The first episode ("Evolution's Winners") is a mishmash of various short stories, all to do with the reproductive behaviors of dinosaurs (and, in one story, a mosasaur). Just one maniraptor shows up in this episode, and is, in fact a main character. This is the giant oviraptorosaur Gigantoraptor. It gets one of the shorter and simpler stories in the episode: a male Gigantoraptor performs an extravagant courtship dance to attract a mate but collapses a mammal burrow and stumbles, while the family of Zalambdalestes living inside barely avoid being crushed. This is a segment that some may find goofy, and color scheme for the inflatable sac that the male Gigantoraptor uses as a visual display is something of a ripoff of the modern-day tragopans'. Regardless, few (if any) of the behaviors shown in this story I found particularly implausible, and (get this), the Gigantoraptor actually have actual pennaceous primary feathers, which most depictions routinely get wrong. The dances, sexual dimorphism, and inflatable sac are good demonstrations of the fact that behavior and soft tissues rarely fossilize and that they were likely as complex and elaborate in some extinct animals as they are in many modern ones. Also, as we're never shown anything beyond the speculative courtship of the Gigantoraptor, they don't get the less plausible reproductive behaviors postulated for some of the other theropods in the show. I can say I liked this segment more than the terrible mosasaur story (think lizards with extensive parental care and cetacean calls), the Eoraptor story with various strange bits (for example, some glaring cases of What Happened To The Mouse and Bloodless Carnage), and the afore-alluded Cryolophosaurus story (which does have some interesting Shout Outs to classic paleo art pieces). (No, it's not because it's great to see Gigantoraptor on screen... okay, perhaps that's one of the reasons!) Interestingly, my favorite story in the episode, however, was probably that of the basal sauropodomorph Glacialisaurus! Commendably, the show has a good number of rarely-featured or newly-discovered taxa.

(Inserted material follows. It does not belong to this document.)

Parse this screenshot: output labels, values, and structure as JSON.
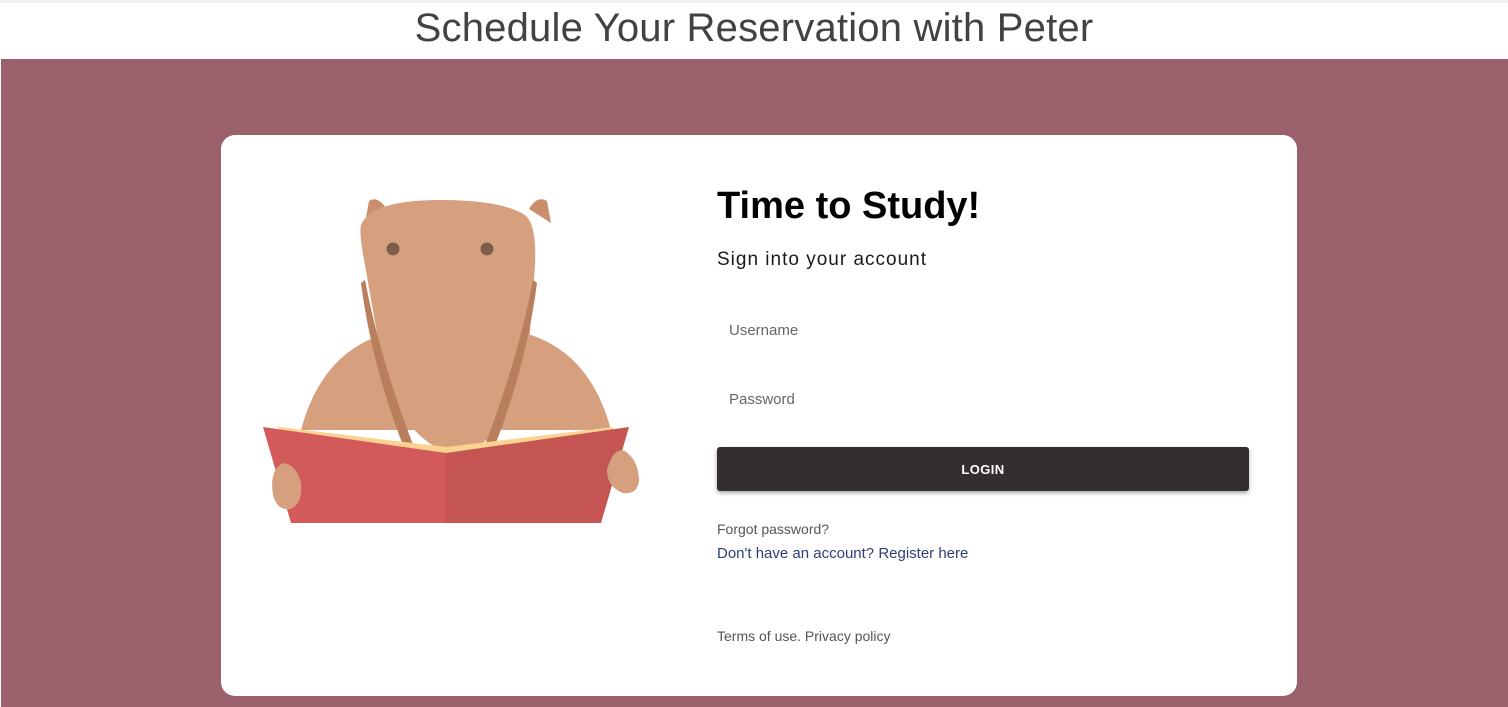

I agree with what looks like the majority that the second episode ("The Watering Hole") is excellent and is overall better than the first (story wise, accuracy wise, and animation wise). However, I won't go into much detail here as there are no maniraptors at all in that episode (unless Ornitholestes turns out to be one). Unlike the first episode, this episode tells one long, continuous story about an Allosaurus in the Late Jurassic of Portugal (instead of the stock Morrison Formation).

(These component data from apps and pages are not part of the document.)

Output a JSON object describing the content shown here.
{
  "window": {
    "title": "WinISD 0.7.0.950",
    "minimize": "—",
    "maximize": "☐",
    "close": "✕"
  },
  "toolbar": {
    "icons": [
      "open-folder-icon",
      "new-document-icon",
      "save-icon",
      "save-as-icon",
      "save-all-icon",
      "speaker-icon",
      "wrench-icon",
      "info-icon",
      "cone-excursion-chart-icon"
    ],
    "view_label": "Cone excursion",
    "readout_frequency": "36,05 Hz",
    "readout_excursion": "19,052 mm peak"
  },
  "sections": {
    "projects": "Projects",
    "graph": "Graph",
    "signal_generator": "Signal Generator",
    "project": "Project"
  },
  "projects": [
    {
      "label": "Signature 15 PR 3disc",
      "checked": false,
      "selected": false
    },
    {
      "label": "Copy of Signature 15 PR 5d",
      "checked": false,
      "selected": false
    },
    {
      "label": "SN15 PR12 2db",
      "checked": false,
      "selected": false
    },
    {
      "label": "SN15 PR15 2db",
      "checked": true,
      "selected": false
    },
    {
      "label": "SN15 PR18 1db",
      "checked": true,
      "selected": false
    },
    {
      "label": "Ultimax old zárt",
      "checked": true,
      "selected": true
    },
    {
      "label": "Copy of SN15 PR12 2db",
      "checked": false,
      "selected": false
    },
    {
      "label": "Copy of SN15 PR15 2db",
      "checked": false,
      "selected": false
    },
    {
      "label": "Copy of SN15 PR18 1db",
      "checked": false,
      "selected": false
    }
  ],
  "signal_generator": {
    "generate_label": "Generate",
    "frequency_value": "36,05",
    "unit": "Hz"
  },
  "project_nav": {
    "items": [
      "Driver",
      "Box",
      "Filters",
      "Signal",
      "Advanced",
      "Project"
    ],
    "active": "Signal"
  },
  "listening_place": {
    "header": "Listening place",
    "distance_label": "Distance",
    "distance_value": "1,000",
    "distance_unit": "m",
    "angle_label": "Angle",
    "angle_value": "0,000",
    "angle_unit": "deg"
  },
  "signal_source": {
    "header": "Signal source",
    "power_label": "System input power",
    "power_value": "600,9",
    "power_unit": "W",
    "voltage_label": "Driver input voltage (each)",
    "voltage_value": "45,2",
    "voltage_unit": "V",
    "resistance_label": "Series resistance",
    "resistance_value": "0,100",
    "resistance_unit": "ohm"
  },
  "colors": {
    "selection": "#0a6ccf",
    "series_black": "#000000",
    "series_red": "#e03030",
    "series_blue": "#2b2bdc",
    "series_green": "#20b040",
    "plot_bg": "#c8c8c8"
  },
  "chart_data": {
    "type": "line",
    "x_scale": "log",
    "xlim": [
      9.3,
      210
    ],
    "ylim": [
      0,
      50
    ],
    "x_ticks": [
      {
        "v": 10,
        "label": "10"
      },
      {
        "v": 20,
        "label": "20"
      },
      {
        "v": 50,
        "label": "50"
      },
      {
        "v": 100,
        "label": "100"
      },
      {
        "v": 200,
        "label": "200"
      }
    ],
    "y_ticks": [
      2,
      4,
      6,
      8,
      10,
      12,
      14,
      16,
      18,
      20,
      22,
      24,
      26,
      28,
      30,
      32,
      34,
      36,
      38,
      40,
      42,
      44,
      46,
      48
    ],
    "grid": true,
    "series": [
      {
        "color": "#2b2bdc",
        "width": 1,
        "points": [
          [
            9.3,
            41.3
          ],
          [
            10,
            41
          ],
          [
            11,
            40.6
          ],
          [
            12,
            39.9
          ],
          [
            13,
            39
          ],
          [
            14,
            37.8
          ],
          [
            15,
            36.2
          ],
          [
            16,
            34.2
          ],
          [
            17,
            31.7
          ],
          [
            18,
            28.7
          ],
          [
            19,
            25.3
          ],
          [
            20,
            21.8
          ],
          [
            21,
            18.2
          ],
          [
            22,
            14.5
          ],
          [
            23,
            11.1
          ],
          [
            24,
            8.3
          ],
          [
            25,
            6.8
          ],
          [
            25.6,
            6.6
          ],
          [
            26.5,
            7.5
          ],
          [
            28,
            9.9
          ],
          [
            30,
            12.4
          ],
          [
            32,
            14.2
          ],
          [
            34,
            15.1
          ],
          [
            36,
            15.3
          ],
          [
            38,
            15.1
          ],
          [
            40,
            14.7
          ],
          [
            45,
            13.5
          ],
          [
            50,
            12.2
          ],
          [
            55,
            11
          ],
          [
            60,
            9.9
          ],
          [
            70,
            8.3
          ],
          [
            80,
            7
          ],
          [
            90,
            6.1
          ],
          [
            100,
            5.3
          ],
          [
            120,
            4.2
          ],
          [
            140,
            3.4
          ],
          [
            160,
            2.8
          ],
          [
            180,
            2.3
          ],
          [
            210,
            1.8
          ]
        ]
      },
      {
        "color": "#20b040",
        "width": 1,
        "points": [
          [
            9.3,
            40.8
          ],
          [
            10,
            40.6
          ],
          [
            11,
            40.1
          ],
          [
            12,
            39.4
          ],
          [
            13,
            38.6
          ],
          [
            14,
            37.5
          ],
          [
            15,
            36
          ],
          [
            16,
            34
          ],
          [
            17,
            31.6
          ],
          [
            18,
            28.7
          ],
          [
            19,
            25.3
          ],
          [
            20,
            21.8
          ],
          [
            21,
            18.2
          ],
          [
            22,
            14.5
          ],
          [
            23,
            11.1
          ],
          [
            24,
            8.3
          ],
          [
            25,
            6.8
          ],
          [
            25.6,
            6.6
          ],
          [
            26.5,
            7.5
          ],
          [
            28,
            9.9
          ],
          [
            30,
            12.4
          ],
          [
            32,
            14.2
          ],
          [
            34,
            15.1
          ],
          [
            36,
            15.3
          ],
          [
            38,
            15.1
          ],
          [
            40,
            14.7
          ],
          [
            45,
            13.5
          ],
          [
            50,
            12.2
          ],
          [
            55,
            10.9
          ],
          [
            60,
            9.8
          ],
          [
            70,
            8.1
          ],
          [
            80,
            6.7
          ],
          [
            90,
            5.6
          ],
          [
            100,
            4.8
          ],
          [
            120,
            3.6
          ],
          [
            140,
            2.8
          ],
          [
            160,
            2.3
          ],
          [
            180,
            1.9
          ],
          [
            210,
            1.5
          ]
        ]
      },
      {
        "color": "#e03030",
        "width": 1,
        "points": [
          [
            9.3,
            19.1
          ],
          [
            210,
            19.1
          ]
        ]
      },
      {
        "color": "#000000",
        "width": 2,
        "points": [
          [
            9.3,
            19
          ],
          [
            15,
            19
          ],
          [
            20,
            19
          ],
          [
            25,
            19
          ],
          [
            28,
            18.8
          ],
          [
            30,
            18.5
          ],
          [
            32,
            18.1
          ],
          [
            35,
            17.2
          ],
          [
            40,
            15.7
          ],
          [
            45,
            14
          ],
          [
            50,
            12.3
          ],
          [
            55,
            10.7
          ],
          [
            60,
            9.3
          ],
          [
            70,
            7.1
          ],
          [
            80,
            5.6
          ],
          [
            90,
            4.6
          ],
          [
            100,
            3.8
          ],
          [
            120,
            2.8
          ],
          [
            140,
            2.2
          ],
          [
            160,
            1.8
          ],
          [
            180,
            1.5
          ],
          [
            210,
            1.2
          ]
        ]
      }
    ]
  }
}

According to various episode descriptions on the Internet, between the last two episodes (which will air this week; in fact it's reportedly airing in Canada as I type), there will be at least four deinonychosaur taxa featured (most of them in starring roles), so no shortage of maniraptors there. I'll probably have plenty to say about those once I get to watch them. It appears to be widely agreed that the first episode is the lowest point of the show and that the upcoming ones (especially the last) are excellent, so we'll see.

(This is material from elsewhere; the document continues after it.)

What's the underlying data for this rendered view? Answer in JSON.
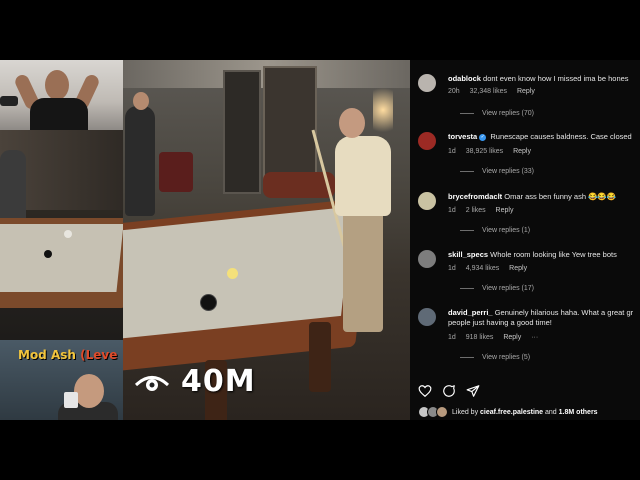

Some good, some bad about this show so far. It's a wonder that we're getting the amount of great stuff we've got, considering the insane levels of being Screwed By The Network that it has received. Had it been allowed to continue with the original plans for it, I have little doubt it could have been one of the best dinosaur shows ever to air. While marketed as a documentary, Dinosaur Revolution is really intended to be more of a story-driven show that uses the latest science. The animals actually feel like characters, not just completely arbitrary individuals. Original plans for the show had no narration and talking heads at all! (There was originally going to be a separate accompanying series that would detail the science and speculation that went into the show.) As it is, however, it ends up as a strange hybrid that it's not meant to be. The talking head segments, while featuring many of the top paleontologists and paleo artists out there, are (as usual for dinosaur shows) too brief for much of the science to be explained in detail. They also (particularly in the second episode) cut into the main storyline too much. The narration also interrupts too frequently, sometimes with useful background, but often stating the obvious. Another point of criticism is that some of the behaviors for the animals shown are a little too anthropomorphic, and in this respect I certainly concur. (One scene in the otherwise great second episode stands out to me in this respect. After a Dinheirosaurus and Allosaurus inadvertently work together to kill a Torvosaurus, they "acknowledge" one another in a rather... cheesy manner. It looks like something out of a Disney movie, instead of something real animals would do.) Nonetheless, I find the show worth watching. Who knows, maybe if it's successful they'll decide to finish up the two episodes that were cut from the show.
Fortunately, there may be some hope yet for the original format of the show actually seeing the light of day. Dun dun dun...